One node in the network (sender) sends a message to the another node in the network (receiver node)[10].Then the receiving node attempts to send the message to its neighbors. The neighboring nodes think the message was sent from the sender node(which is usually out of range), so they attempt to send the message to the originating node, but it never arrives since it is too far away. Wormhole attack is a significant threat to wireless sensor networks, because, this sort of attack does not require compromising a sensor in the network rather, it could be performed even at the initial phase when the sensors start to discover neighboring information [12].

The Sybil attack

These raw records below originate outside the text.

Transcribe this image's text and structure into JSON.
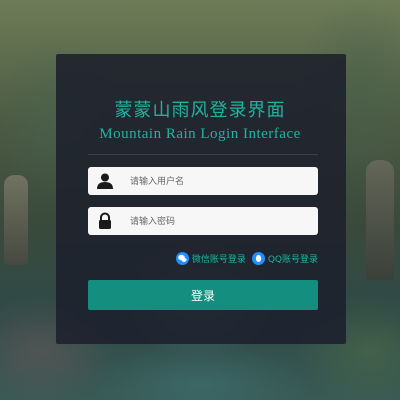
{
  "header": {
    "title_cn": "蒙蒙山雨风登录界面",
    "title_en": "Mountain Rain Login Interface"
  },
  "form": {
    "username": {
      "value": "",
      "placeholder": "请输入用户名",
      "icon": "user-icon"
    },
    "password": {
      "value": "",
      "placeholder": "请输入密码",
      "icon": "lock-icon"
    }
  },
  "alt_login": {
    "wechat_label": "微信账号登录",
    "qq_label": "QQ账号登录"
  },
  "login_button": {
    "label": "登录"
  },
  "colors": {
    "accent": "#1fb4a0",
    "button": "#148f7f",
    "panel": "#1c202c",
    "alt_icon": "#1e90ff"
  }
}
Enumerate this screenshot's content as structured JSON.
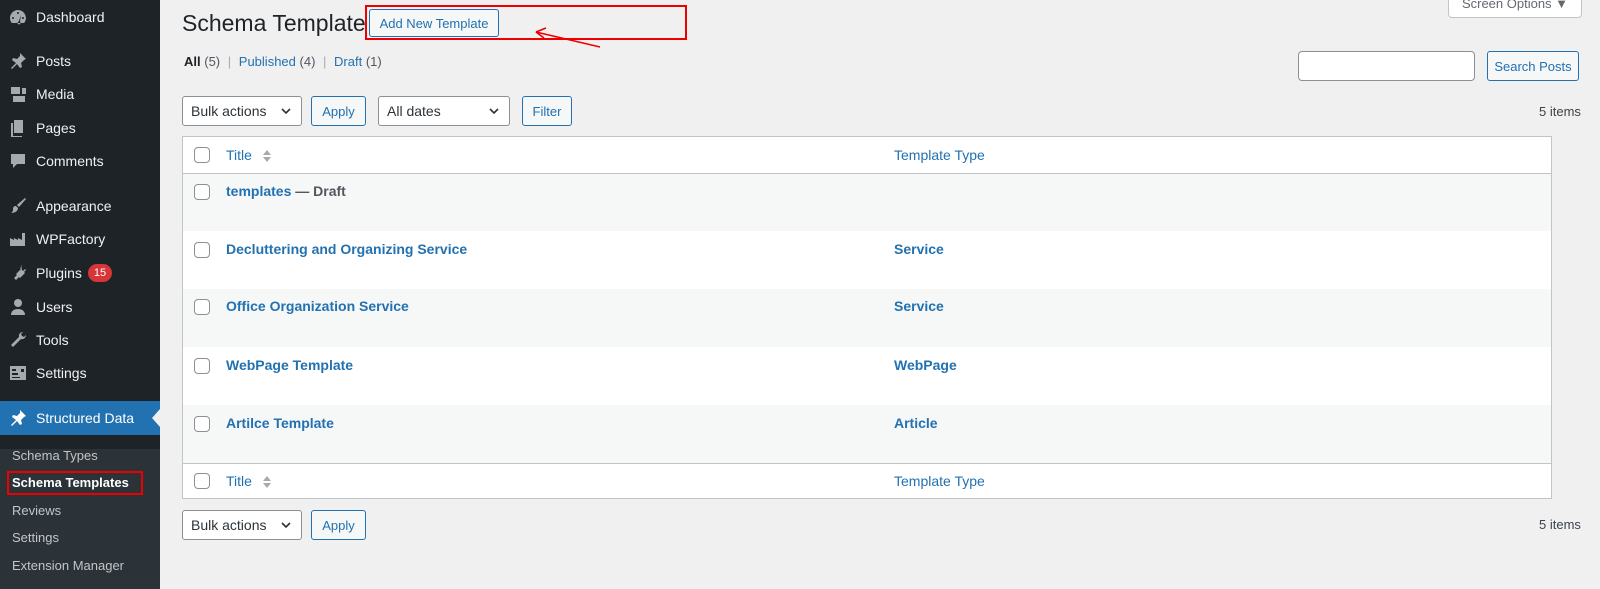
{
  "sidebar": {
    "items": [
      {
        "label": "Dashboard",
        "icon": "dashboard-icon"
      },
      {
        "label": "Posts",
        "icon": "pin-icon"
      },
      {
        "label": "Media",
        "icon": "media-icon"
      },
      {
        "label": "Pages",
        "icon": "pages-icon"
      },
      {
        "label": "Comments",
        "icon": "comments-icon"
      },
      {
        "label": "Appearance",
        "icon": "brush-icon"
      },
      {
        "label": "WPFactory",
        "icon": "factory-icon"
      },
      {
        "label": "Plugins",
        "icon": "plug-icon",
        "badge": "15"
      },
      {
        "label": "Users",
        "icon": "user-icon"
      },
      {
        "label": "Tools",
        "icon": "wrench-icon"
      },
      {
        "label": "Settings",
        "icon": "settings-icon"
      },
      {
        "label": "Structured Data",
        "icon": "pin-icon"
      }
    ],
    "submenu": [
      "Schema Types",
      "Schema Templates",
      "Reviews",
      "Settings",
      "Extension Manager"
    ]
  },
  "header": {
    "title": "Schema Template",
    "add_new_label": "Add New Template",
    "screen_options_label": "Screen Options ▼"
  },
  "filters": {
    "all_label": "All",
    "all_count": "(5)",
    "published_label": "Published",
    "published_count": "(4)",
    "draft_label": "Draft",
    "draft_count": "(1)",
    "separator": "|"
  },
  "search": {
    "button_label": "Search Posts",
    "value": ""
  },
  "toolbar": {
    "bulk_actions": "Bulk actions",
    "apply_label": "Apply",
    "dates": "All dates",
    "filter_label": "Filter",
    "items_count": "5 items"
  },
  "table": {
    "columns": {
      "title": "Title",
      "type": "Template Type"
    },
    "rows": [
      {
        "title": "templates",
        "state": "— Draft",
        "type": ""
      },
      {
        "title": "Decluttering and Organizing Service",
        "state": "",
        "type": "Service"
      },
      {
        "title": "Office Organization Service",
        "state": "",
        "type": "Service"
      },
      {
        "title": "WebPage Template",
        "state": "",
        "type": "WebPage"
      },
      {
        "title": "Artilce Template",
        "state": "",
        "type": "Article"
      }
    ]
  },
  "colors": {
    "sidebar_bg": "#1d2327",
    "accent": "#2271b1",
    "badge": "#d63638",
    "highlight": "#e00000"
  }
}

In this attack, a single node i.e. a malicious node will appear to be a set of nodes and will send incorrect information to a node in the network. The incorrect information can be a variety of things [10], including position of nodes, signal strengths, making up nodes

that do not exist. Authentication and encryption techniques can prevent an outsider to launch a Sybil attack on the sensor network. However, an insider cannot be prevented from participating in the network, but he should only be able to do so using the identities of the nodes he has compromised. Public key cryptography can prevent such an insider attack, but it is too expensive to be used in the resource constrained sensor networks.

Selective Forwarding attack

It is a situation when certain nodes do not forward many of the messages they receive. The sensor networks depend on repeated forwarding by broadcast for messages to propagate throughout the network.

Sinkhole attacks

In a sinkhole attack, the adversarys aim is to lure nearly all the traffic from a particular area through a compromised node, creating a metaphorical sinkhole with the adversary at the center [4]. Sinkhole attacks typically work by making a compromised node look especially attractive to surrounding nodes with respect to the routing algorithm. Sinkhole attacks are difficult to counter because routing information supplied by a node is difficult to verify. As an example, a laptop-class adversary has a strong power radio transmitter that allows it to provide a high-quality route by transmitting with enough power to reach a wide area of the network [4].

Passive Information Gathering

An intruder with an appropriately powerful receiver and well designed antenna can easily pick off the data stream. Interception of the messages containing the physical locations of sensor nodes allows an attacker to locate the nodes and destroy them [7] [8]. Besides the locations of sensor nodes, an adversary can observe the application specific content of messages including message IDs, timestamps and other fields.

Node Capturing
A particular sensor might be captured, and information stored on it might be obtained by an adversary [7][8].

False or Malicious Node

Most of the attacks against security in wireless sensor networks are caused by the insertion of false information by the compromised nodes within the network [8].

Hello flood attacks

The Hello flood attacks can be caused by a node which broadcasts a Hello packet with very high power, so that a large number of nodes even far away in the network choose it as the parent [10]. All messages now need to be routed multi-hop to this parent, which increases delay.